DATA FOR THIS EXERCISE Start Marker

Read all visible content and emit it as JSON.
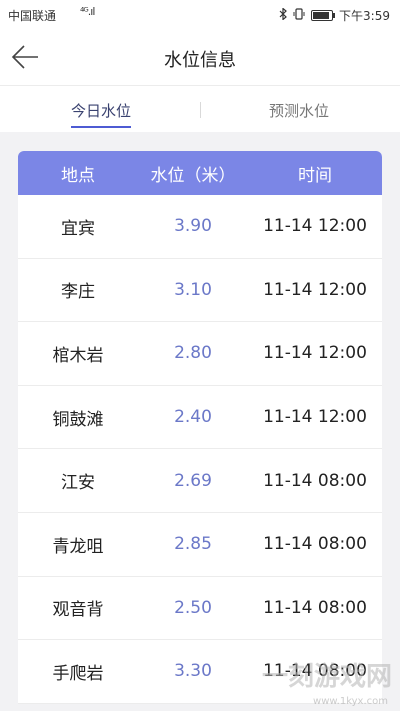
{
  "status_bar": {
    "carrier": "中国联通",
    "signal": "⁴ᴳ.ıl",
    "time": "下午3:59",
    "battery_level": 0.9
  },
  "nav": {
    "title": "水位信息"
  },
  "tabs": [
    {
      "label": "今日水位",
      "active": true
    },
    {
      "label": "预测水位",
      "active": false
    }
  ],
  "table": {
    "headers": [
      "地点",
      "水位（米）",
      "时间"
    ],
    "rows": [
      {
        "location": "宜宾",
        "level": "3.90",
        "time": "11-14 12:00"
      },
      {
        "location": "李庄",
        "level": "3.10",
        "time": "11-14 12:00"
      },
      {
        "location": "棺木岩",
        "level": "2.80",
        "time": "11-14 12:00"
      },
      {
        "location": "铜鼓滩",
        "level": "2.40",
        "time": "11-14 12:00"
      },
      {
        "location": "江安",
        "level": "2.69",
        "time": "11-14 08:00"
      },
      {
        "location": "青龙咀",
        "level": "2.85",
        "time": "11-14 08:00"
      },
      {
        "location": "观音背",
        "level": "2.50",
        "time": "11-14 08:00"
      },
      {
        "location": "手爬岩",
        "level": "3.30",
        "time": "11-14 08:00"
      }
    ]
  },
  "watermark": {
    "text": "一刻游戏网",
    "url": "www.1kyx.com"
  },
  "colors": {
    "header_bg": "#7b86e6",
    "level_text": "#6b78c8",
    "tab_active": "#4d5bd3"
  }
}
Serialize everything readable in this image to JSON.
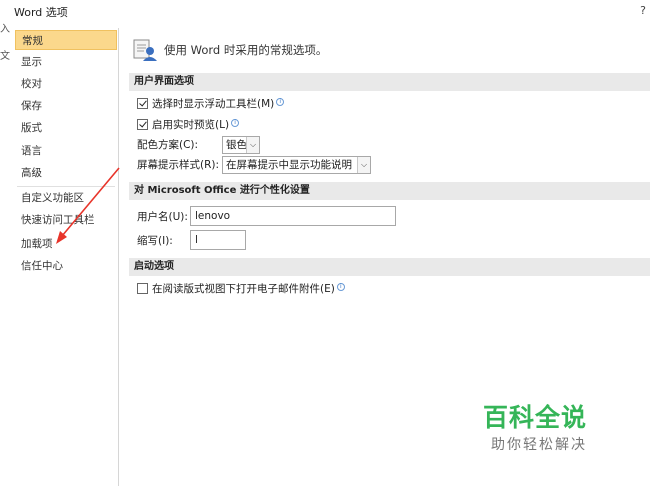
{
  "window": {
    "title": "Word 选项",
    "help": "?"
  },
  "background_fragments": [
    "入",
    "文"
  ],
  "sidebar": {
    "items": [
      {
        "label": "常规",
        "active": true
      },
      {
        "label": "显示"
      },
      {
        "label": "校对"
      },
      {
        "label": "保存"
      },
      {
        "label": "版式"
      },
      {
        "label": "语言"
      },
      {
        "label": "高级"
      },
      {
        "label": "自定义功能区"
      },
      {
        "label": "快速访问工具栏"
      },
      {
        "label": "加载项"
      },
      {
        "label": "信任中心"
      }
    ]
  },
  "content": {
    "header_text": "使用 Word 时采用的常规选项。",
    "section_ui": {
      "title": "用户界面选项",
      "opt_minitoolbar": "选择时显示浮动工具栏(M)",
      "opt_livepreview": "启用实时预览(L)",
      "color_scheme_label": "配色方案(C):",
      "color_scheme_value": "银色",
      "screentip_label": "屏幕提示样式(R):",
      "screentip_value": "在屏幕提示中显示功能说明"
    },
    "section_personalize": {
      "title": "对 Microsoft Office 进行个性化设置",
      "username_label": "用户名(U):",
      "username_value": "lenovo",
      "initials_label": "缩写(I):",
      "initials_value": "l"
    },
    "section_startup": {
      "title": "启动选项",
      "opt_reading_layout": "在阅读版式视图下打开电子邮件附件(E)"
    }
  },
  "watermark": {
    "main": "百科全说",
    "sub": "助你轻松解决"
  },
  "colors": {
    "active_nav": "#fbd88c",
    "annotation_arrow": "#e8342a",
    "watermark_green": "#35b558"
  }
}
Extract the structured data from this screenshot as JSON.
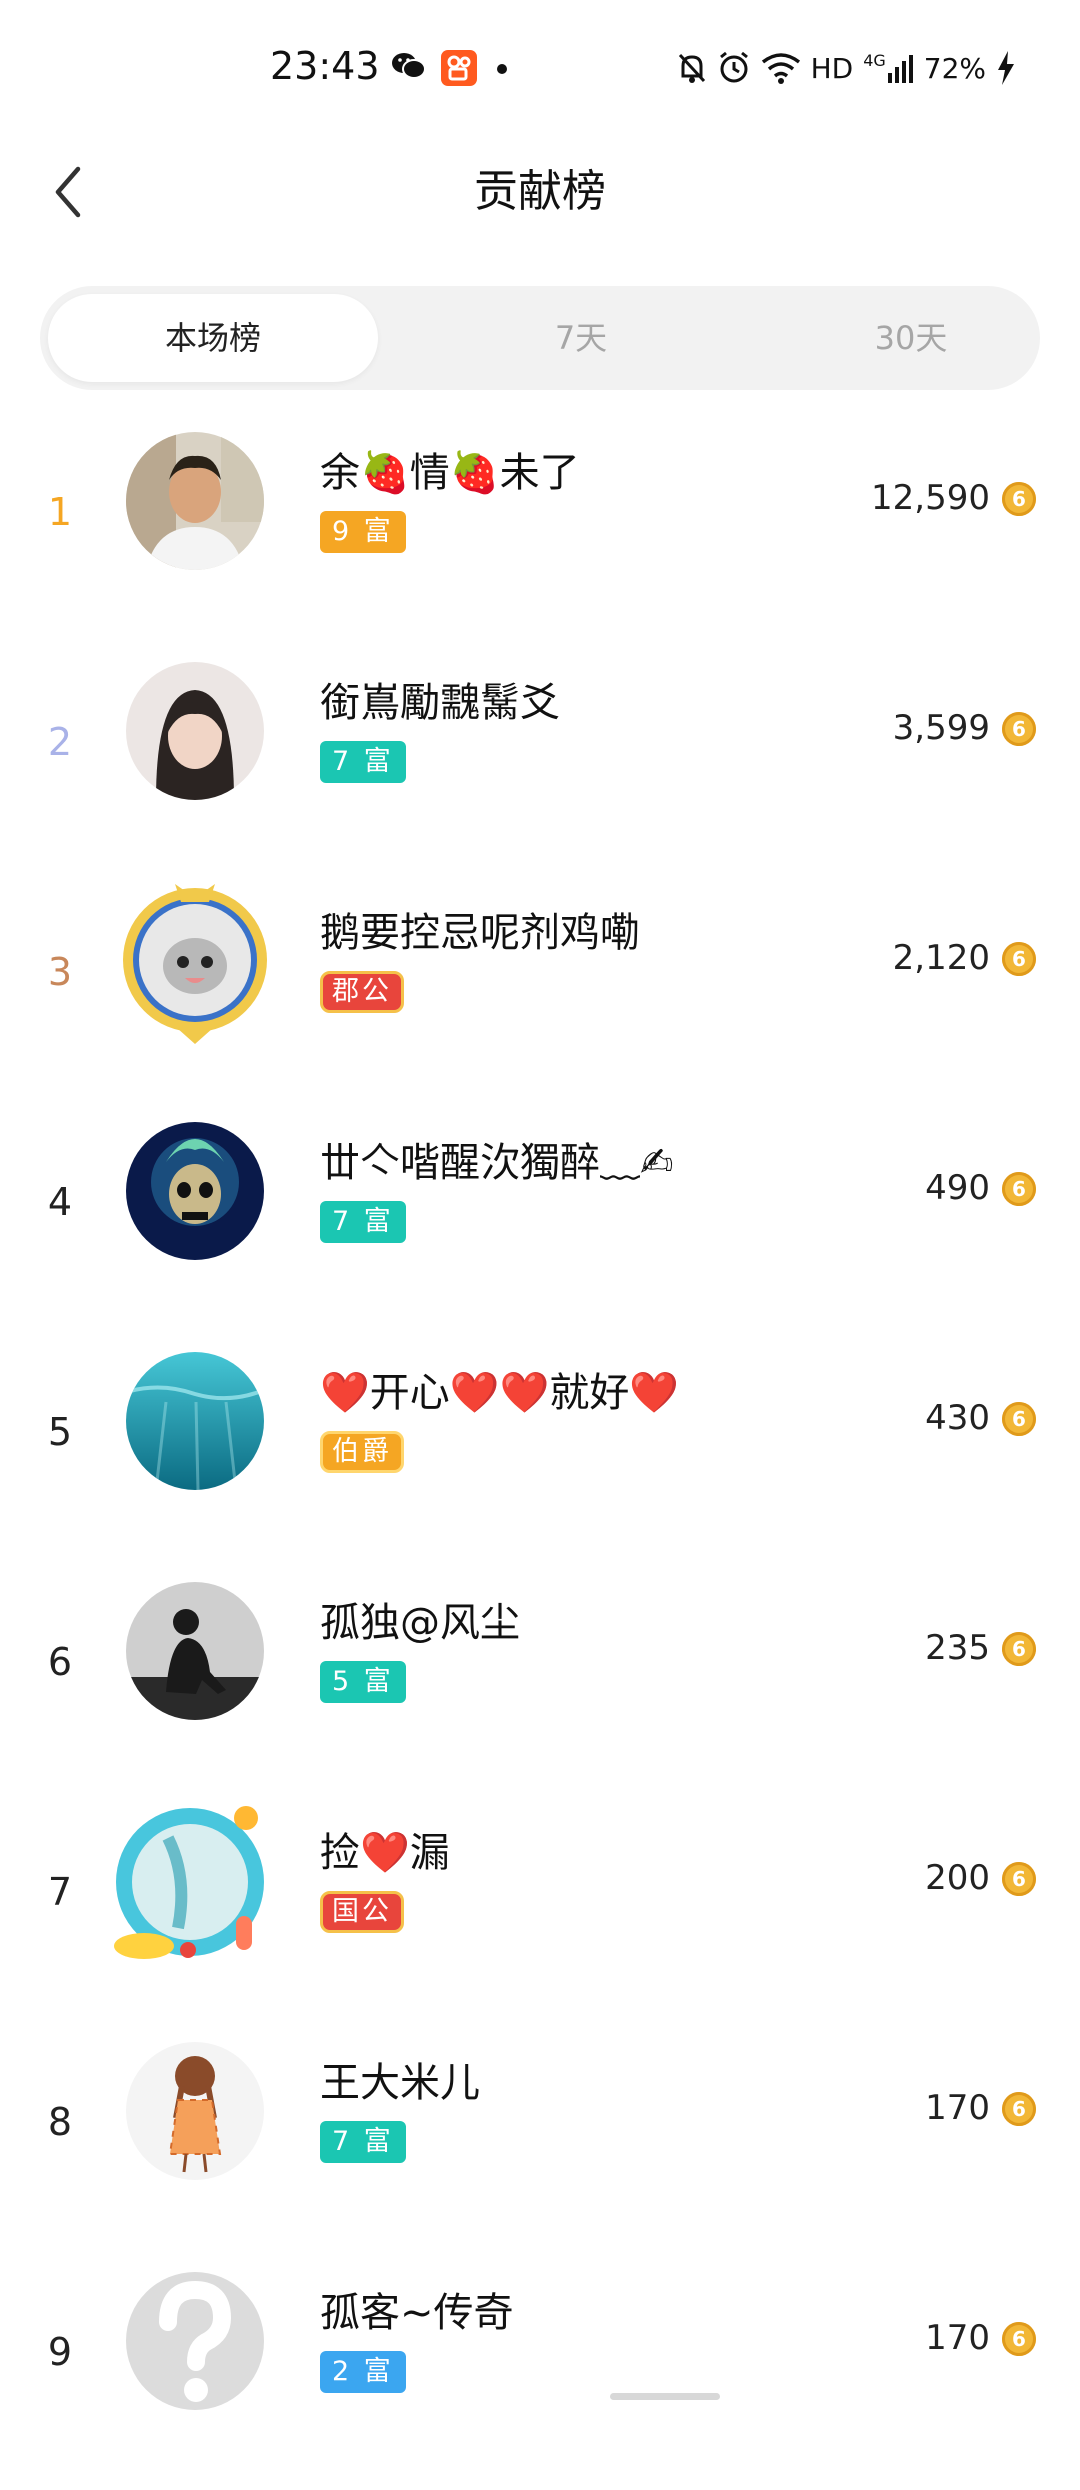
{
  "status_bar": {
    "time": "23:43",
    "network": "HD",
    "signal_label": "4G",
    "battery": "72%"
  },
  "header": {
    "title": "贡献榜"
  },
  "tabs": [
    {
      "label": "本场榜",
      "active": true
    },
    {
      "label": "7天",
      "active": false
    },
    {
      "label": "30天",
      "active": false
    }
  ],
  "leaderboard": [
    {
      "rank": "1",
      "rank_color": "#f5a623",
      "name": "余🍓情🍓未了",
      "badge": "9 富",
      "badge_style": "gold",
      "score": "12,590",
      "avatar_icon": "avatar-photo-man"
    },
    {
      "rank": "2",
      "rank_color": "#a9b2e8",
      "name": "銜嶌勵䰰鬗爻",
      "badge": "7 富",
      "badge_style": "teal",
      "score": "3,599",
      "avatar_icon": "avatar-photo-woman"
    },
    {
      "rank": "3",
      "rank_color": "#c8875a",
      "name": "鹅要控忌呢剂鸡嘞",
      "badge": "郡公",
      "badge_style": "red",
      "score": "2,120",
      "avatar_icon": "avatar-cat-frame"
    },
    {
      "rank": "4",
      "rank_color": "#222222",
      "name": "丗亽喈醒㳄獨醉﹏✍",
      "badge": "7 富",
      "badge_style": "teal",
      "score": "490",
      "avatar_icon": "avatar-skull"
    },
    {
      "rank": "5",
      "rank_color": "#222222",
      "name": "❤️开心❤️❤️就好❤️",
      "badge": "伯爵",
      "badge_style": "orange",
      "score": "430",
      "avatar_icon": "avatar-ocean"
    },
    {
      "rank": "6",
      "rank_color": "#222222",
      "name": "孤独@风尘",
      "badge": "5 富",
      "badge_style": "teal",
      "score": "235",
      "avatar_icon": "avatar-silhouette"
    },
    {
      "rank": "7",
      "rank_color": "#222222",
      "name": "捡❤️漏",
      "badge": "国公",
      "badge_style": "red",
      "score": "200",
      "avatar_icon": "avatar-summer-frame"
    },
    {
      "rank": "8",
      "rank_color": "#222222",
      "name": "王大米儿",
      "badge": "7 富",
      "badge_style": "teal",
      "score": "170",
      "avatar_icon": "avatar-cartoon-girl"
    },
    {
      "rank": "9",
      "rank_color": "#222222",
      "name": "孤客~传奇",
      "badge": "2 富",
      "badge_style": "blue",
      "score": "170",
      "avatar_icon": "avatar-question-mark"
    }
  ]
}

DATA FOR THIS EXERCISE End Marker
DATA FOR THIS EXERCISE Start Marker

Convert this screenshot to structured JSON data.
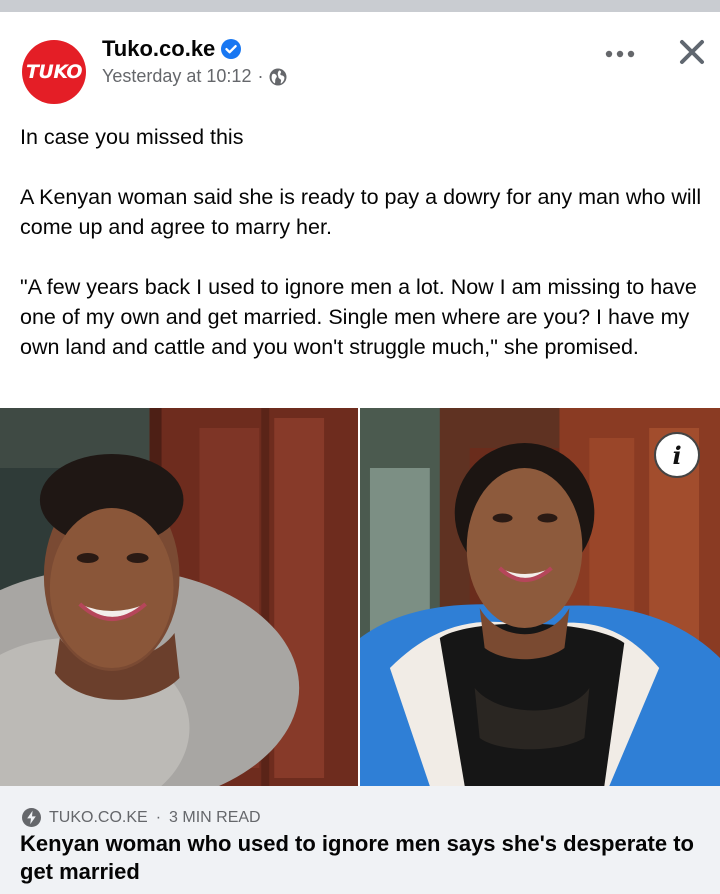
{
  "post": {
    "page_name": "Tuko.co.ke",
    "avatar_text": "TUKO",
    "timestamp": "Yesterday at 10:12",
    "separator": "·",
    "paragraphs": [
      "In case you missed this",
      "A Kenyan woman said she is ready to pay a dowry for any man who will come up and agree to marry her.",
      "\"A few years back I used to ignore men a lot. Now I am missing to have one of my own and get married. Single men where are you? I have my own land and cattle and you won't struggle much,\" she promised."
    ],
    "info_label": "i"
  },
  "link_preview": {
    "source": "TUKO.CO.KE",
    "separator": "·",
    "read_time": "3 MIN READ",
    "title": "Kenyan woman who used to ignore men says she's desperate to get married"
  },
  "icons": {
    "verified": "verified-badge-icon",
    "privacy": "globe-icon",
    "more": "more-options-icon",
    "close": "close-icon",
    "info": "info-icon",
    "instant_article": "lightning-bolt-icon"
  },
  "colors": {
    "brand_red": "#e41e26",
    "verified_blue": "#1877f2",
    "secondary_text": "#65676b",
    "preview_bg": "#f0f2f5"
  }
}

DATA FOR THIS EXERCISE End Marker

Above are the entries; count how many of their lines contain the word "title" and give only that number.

7